++++ PROVIDED RECORDS

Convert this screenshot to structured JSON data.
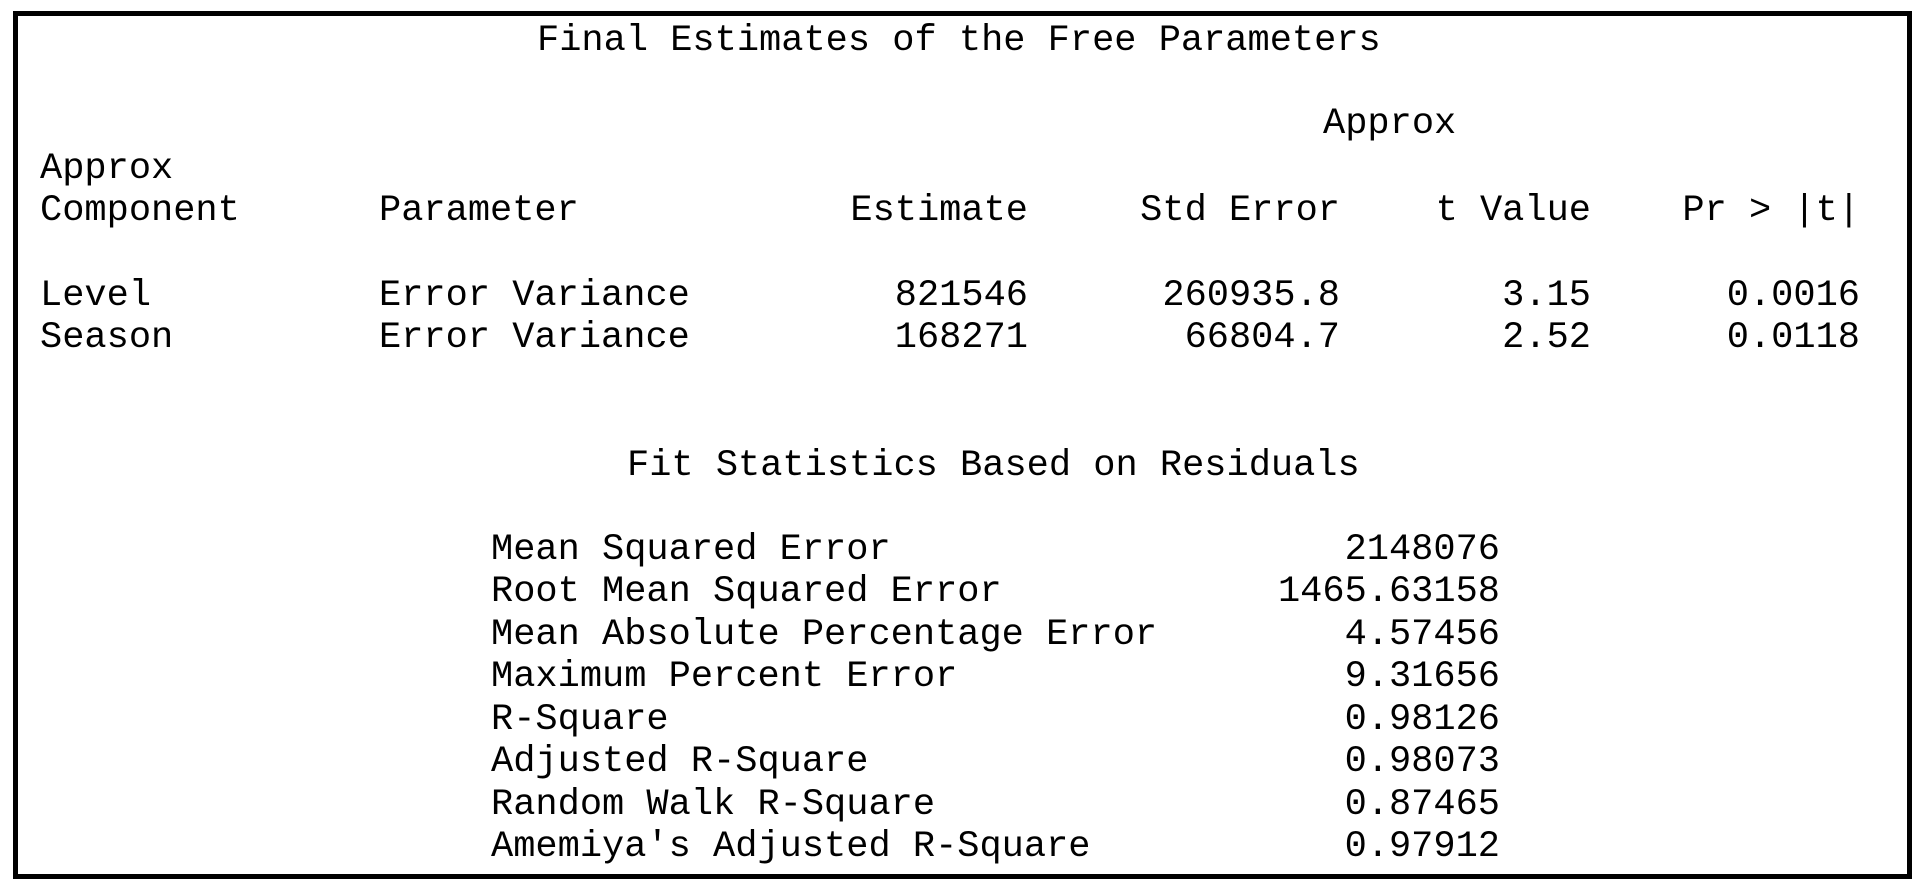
{
  "parameters_table": {
    "title": "Final Estimates of the Free Parameters",
    "spanning_header": "Approx",
    "component_header_top": "Approx",
    "columns": [
      "Component",
      "Parameter",
      "Estimate",
      "Std Error",
      "t Value",
      "Pr > |t|"
    ],
    "rows": [
      {
        "component": "Level",
        "parameter": "Error Variance",
        "estimate": "821546",
        "std_error": "260935.8",
        "t_value": "3.15",
        "p_value": "0.0016"
      },
      {
        "component": "Season",
        "parameter": "Error Variance",
        "estimate": "168271",
        "std_error": "66804.7",
        "t_value": "2.52",
        "p_value": "0.0118"
      }
    ]
  },
  "fit_statistics": {
    "title": "Fit Statistics Based on Residuals",
    "rows": [
      {
        "label": "Mean Squared Error",
        "value": "2148076"
      },
      {
        "label": "Root Mean Squared Error",
        "value": "1465.63158"
      },
      {
        "label": "Mean Absolute Percentage Error",
        "value": "4.57456"
      },
      {
        "label": "Maximum Percent Error",
        "value": "9.31656"
      },
      {
        "label": "R-Square",
        "value": "0.98126"
      },
      {
        "label": "Adjusted R-Square",
        "value": "0.98073"
      },
      {
        "label": "Random Walk R-Square",
        "value": "0.87465"
      },
      {
        "label": "Amemiya's Adjusted R-Square",
        "value": "0.97912"
      }
    ]
  }
}
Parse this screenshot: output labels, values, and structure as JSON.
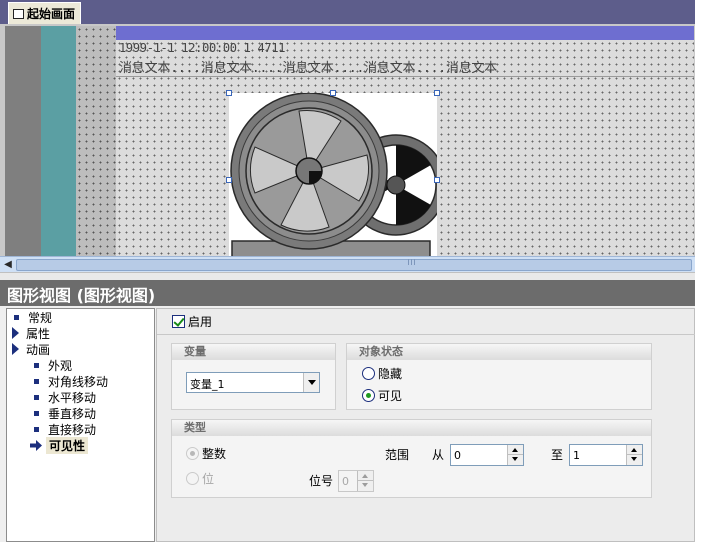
{
  "editor": {
    "tab_label": "起始画面",
    "message_time": "1999-1-1 12:00:00 1 4711",
    "message_text": "消息文本....消息文本....消息文本....消息文本....消息文本"
  },
  "panel": {
    "title": "图形视图 (图形视图)"
  },
  "tree": {
    "items": [
      {
        "label": "常规"
      },
      {
        "label": "属性"
      },
      {
        "label": "动画"
      },
      {
        "label": "外观"
      },
      {
        "label": "对角线移动"
      },
      {
        "label": "水平移动"
      },
      {
        "label": "垂直移动"
      },
      {
        "label": "直接移动"
      },
      {
        "label": "可见性"
      }
    ],
    "selected": "可见性"
  },
  "properties": {
    "enable_label": "启用",
    "enable_checked": true,
    "variable_group": {
      "title": "变量",
      "value": "变量_1"
    },
    "object_state_group": {
      "title": "对象状态",
      "options": [
        "隐藏",
        "可见"
      ],
      "selected": "可见"
    },
    "type_group": {
      "title": "类型",
      "options": [
        "整数",
        "位"
      ],
      "selected": "整数",
      "range_label": "范围",
      "from_label": "从",
      "from_value": "0",
      "to_label": "至",
      "to_value": "1",
      "bit_label": "位号",
      "bit_value": "0"
    }
  }
}
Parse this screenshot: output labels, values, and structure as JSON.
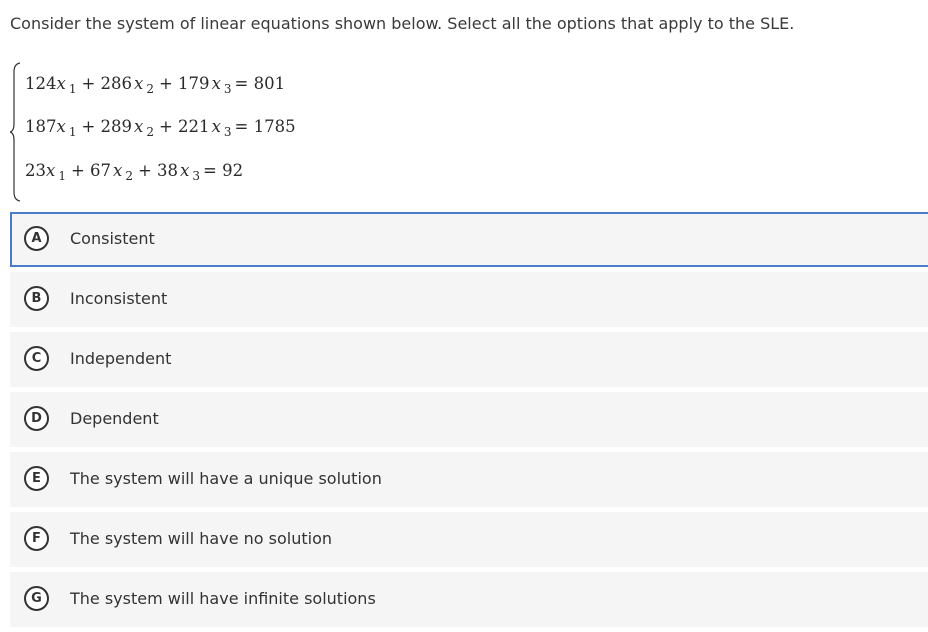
{
  "question": {
    "text": "Consider the system of linear equations shown below. Select all the options that apply to the SLE."
  },
  "system": {
    "equations": [
      {
        "c1": "124",
        "c2": "+ 286",
        "c3": "+ 179",
        "rhs": "= 801"
      },
      {
        "c1": "187",
        "c2": "+ 289",
        "c3": "+ 221",
        "rhs": "= 1785"
      },
      {
        "c1": "23",
        "c2": "+ 67",
        "c3": "+ 38",
        "rhs": "= 92"
      }
    ],
    "variable": "x",
    "subscripts": [
      "1",
      "2",
      "3"
    ]
  },
  "options": [
    {
      "letter": "A",
      "label": "Consistent",
      "selected": true
    },
    {
      "letter": "B",
      "label": "Inconsistent",
      "selected": false
    },
    {
      "letter": "C",
      "label": "Independent",
      "selected": false
    },
    {
      "letter": "D",
      "label": "Dependent",
      "selected": false
    },
    {
      "letter": "E",
      "label": "The system will have a unique solution",
      "selected": false
    },
    {
      "letter": "F",
      "label": "The system will have no solution",
      "selected": false
    },
    {
      "letter": "G",
      "label": "The system will have infinite solutions",
      "selected": false
    }
  ],
  "colors": {
    "selected_border": "#4a7cc9",
    "option_background": "#f5f5f5",
    "text": "#333333"
  }
}
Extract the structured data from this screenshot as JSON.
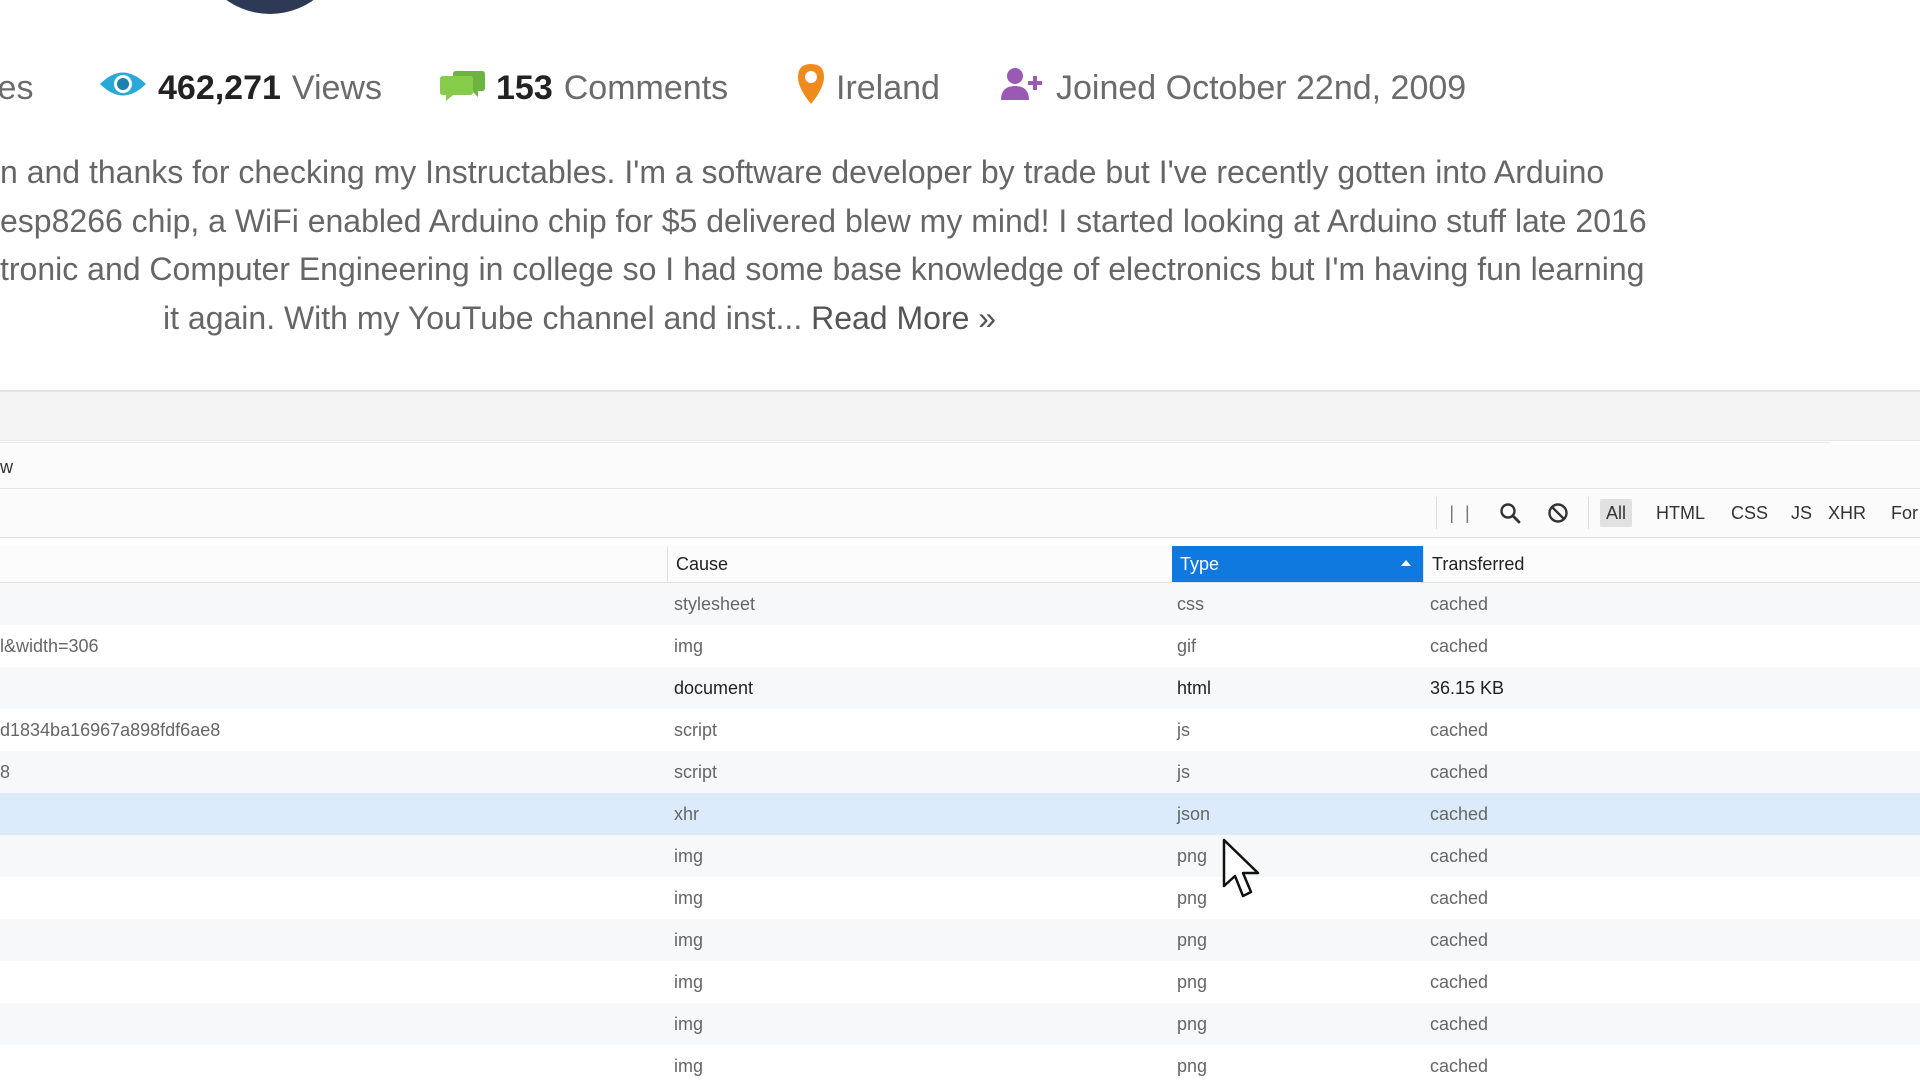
{
  "profile": {
    "stats": {
      "articles_tail": "les",
      "views_count": "462,271",
      "views_label": "Views",
      "comments_count": "153",
      "comments_label": "Comments",
      "location": "Ireland",
      "joined": "Joined October 22nd, 2009"
    },
    "bio": {
      "line1": "n and thanks for checking my Instructables. I'm a software developer by trade but I've recently gotten into Arduino",
      "line2": "esp8266 chip, a WiFi enabled Arduino chip for $5 delivered blew my mind! I started looking at Arduino stuff late 2016",
      "line3": "tronic and Computer Engineering in college so I had some base knowledge of electronics but I'm having fun learning",
      "line4": "it again. With my YouTube channel and inst...",
      "read_more": "Read More »"
    },
    "colors": {
      "views_icon": "#2aa8d8",
      "comments_icon": "#7cc242",
      "location_icon": "#f08a1c",
      "joined_icon": "#9b59b6"
    }
  },
  "devtools": {
    "tab_label": "w",
    "toolbar": {
      "pause": "| |",
      "filters": [
        "All",
        "HTML",
        "CSS",
        "JS",
        "XHR",
        "For"
      ],
      "active_filter": "All"
    },
    "columns": {
      "cause": "Cause",
      "type": "Type",
      "transferred": "Transferred"
    },
    "rows": [
      {
        "file": "",
        "cause": "stylesheet",
        "type": "css",
        "transferred": "cached"
      },
      {
        "file": "l&width=306",
        "cause": "img",
        "type": "gif",
        "transferred": "cached"
      },
      {
        "file": "",
        "cause": "document",
        "type": "html",
        "transferred": "36.15 KB"
      },
      {
        "file": "d1834ba16967a898fdf6ae8",
        "cause": "script",
        "type": "js",
        "transferred": "cached"
      },
      {
        "file": "8",
        "cause": "script",
        "type": "js",
        "transferred": "cached"
      },
      {
        "file": "",
        "cause": "xhr",
        "type": "json",
        "transferred": "cached"
      },
      {
        "file": "",
        "cause": "img",
        "type": "png",
        "transferred": "cached"
      },
      {
        "file": "",
        "cause": "img",
        "type": "png",
        "transferred": "cached"
      },
      {
        "file": "",
        "cause": "img",
        "type": "png",
        "transferred": "cached"
      },
      {
        "file": "",
        "cause": "img",
        "type": "png",
        "transferred": "cached"
      },
      {
        "file": "",
        "cause": "img",
        "type": "png",
        "transferred": "cached"
      },
      {
        "file": "",
        "cause": "img",
        "type": "png",
        "transferred": "cached"
      }
    ],
    "selected_row": 5,
    "accent": "#0f79e0"
  }
}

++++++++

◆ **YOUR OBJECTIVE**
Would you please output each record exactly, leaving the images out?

◆ **THE ANSWER**
Convert this screenshot to structured JSON data.
{
  "parameters_table": {
    "title": "Final Estimates of the Free Parameters",
    "spanning_header": "Approx",
    "component_header_top": "Approx",
    "columns": [
      "Component",
      "Parameter",
      "Estimate",
      "Std Error",
      "t Value",
      "Pr > |t|"
    ],
    "rows": [
      {
        "component": "Level",
        "parameter": "Error Variance",
        "estimate": "821546",
        "std_error": "260935.8",
        "t_value": "3.15",
        "p_value": "0.0016"
      },
      {
        "component": "Season",
        "parameter": "Error Variance",
        "estimate": "168271",
        "std_error": "66804.7",
        "t_value": "2.52",
        "p_value": "0.0118"
      }
    ]
  },
  "fit_statistics": {
    "title": "Fit Statistics Based on Residuals",
    "rows": [
      {
        "label": "Mean Squared Error",
        "value": "2148076"
      },
      {
        "label": "Root Mean Squared Error",
        "value": "1465.63158"
      },
      {
        "label": "Mean Absolute Percentage Error",
        "value": "4.57456"
      },
      {
        "label": "Maximum Percent Error",
        "value": "9.31656"
      },
      {
        "label": "R-Square",
        "value": "0.98126"
      },
      {
        "label": "Adjusted R-Square",
        "value": "0.98073"
      },
      {
        "label": "Random Walk R-Square",
        "value": "0.87465"
      },
      {
        "label": "Amemiya's Adjusted R-Square",
        "value": "0.97912"
      }
    ]
  }
}
Parse this screenshot: output labels, values, and structure as JSON.
{
  "editor": {
    "tab_label": "起始画面",
    "message_time": "1999-1-1 12:00:00 1 4711",
    "message_text": "消息文本....消息文本....消息文本....消息文本....消息文本"
  },
  "panel": {
    "title": "图形视图 (图形视图)"
  },
  "tree": {
    "items": [
      {
        "label": "常规"
      },
      {
        "label": "属性"
      },
      {
        "label": "动画"
      },
      {
        "label": "外观"
      },
      {
        "label": "对角线移动"
      },
      {
        "label": "水平移动"
      },
      {
        "label": "垂直移动"
      },
      {
        "label": "直接移动"
      },
      {
        "label": "可见性"
      }
    ],
    "selected": "可见性"
  },
  "properties": {
    "enable_label": "启用",
    "enable_checked": true,
    "variable_group": {
      "title": "变量",
      "value": "变量_1"
    },
    "object_state_group": {
      "title": "对象状态",
      "options": [
        "隐藏",
        "可见"
      ],
      "selected": "可见"
    },
    "type_group": {
      "title": "类型",
      "options": [
        "整数",
        "位"
      ],
      "selected": "整数",
      "range_label": "范围",
      "from_label": "从",
      "from_value": "0",
      "to_label": "至",
      "to_value": "1",
      "bit_label": "位号",
      "bit_value": "0"
    }
  }
}
Parse this screenshot: output labels, values, and structure as JSON.
{
  "question": {
    "text": "Consider the system of linear equations shown below. Select all the options that apply to the SLE."
  },
  "system": {
    "equations": [
      {
        "c1": "124",
        "c2": "+ 286",
        "c3": "+ 179",
        "rhs": "= 801"
      },
      {
        "c1": "187",
        "c2": "+ 289",
        "c3": "+ 221",
        "rhs": "= 1785"
      },
      {
        "c1": "23",
        "c2": "+ 67",
        "c3": "+ 38",
        "rhs": "= 92"
      }
    ],
    "variable": "x",
    "subscripts": [
      "1",
      "2",
      "3"
    ]
  },
  "options": [
    {
      "letter": "A",
      "label": "Consistent",
      "selected": true
    },
    {
      "letter": "B",
      "label": "Inconsistent",
      "selected": false
    },
    {
      "letter": "C",
      "label": "Independent",
      "selected": false
    },
    {
      "letter": "D",
      "label": "Dependent",
      "selected": false
    },
    {
      "letter": "E",
      "label": "The system will have a unique solution",
      "selected": false
    },
    {
      "letter": "F",
      "label": "The system will have no solution",
      "selected": false
    },
    {
      "letter": "G",
      "label": "The system will have infinite solutions",
      "selected": false
    }
  ],
  "colors": {
    "selected_border": "#4a7cc9",
    "option_background": "#f5f5f5",
    "text": "#333333"
  }
}
Extract the structured data from this screenshot as JSON.
{
  "profile": {
    "stats": {
      "articles_tail": "les",
      "views_count": "462,271",
      "views_label": "Views",
      "comments_count": "153",
      "comments_label": "Comments",
      "location": "Ireland",
      "joined": "Joined October 22nd, 2009"
    },
    "bio": {
      "line1": "n and thanks for checking my Instructables. I'm a software developer by trade but I've recently gotten into Arduino",
      "line2": "esp8266 chip, a WiFi enabled Arduino chip for $5 delivered blew my mind! I started looking at Arduino stuff late 2016",
      "line3": "tronic and Computer Engineering in college so I had some base knowledge of electronics but I'm having fun learning",
      "line4": "it again. With my YouTube channel and inst...",
      "read_more": "Read More »"
    },
    "colors": {
      "views_icon": "#2aa8d8",
      "comments_icon": "#7cc242",
      "location_icon": "#f08a1c",
      "joined_icon": "#9b59b6"
    }
  },
  "devtools": {
    "tab_label": "w",
    "toolbar": {
      "pause": "| |",
      "filters": [
        "All",
        "HTML",
        "CSS",
        "JS",
        "XHR",
        "For"
      ],
      "active_filter": "All"
    },
    "columns": {
      "cause": "Cause",
      "type": "Type",
      "transferred": "Transferred"
    },
    "rows": [
      {
        "file": "",
        "cause": "stylesheet",
        "type": "css",
        "transferred": "cached"
      },
      {
        "file": "l&width=306",
        "cause": "img",
        "type": "gif",
        "transferred": "cached"
      },
      {
        "file": "",
        "cause": "document",
        "type": "html",
        "transferred": "36.15 KB"
      },
      {
        "file": "d1834ba16967a898fdf6ae8",
        "cause": "script",
        "type": "js",
        "transferred": "cached"
      },
      {
        "file": "8",
        "cause": "script",
        "type": "js",
        "transferred": "cached"
      },
      {
        "file": "",
        "cause": "xhr",
        "type": "json",
        "transferred": "cached"
      },
      {
        "file": "",
        "cause": "img",
        "type": "png",
        "transferred": "cached"
      },
      {
        "file": "",
        "cause": "img",
        "type": "png",
        "transferred": "cached"
      },
      {
        "file": "",
        "cause": "img",
        "type": "png",
        "transferred": "cached"
      },
      {
        "file": "",
        "cause": "img",
        "type": "png",
        "transferred": "cached"
      },
      {
        "file": "",
        "cause": "img",
        "type": "png",
        "transferred": "cached"
      },
      {
        "file": "",
        "cause": "img",
        "type": "png",
        "transferred": "cached"
      }
    ],
    "selected_row": 5,
    "accent": "#0f79e0"
  }
}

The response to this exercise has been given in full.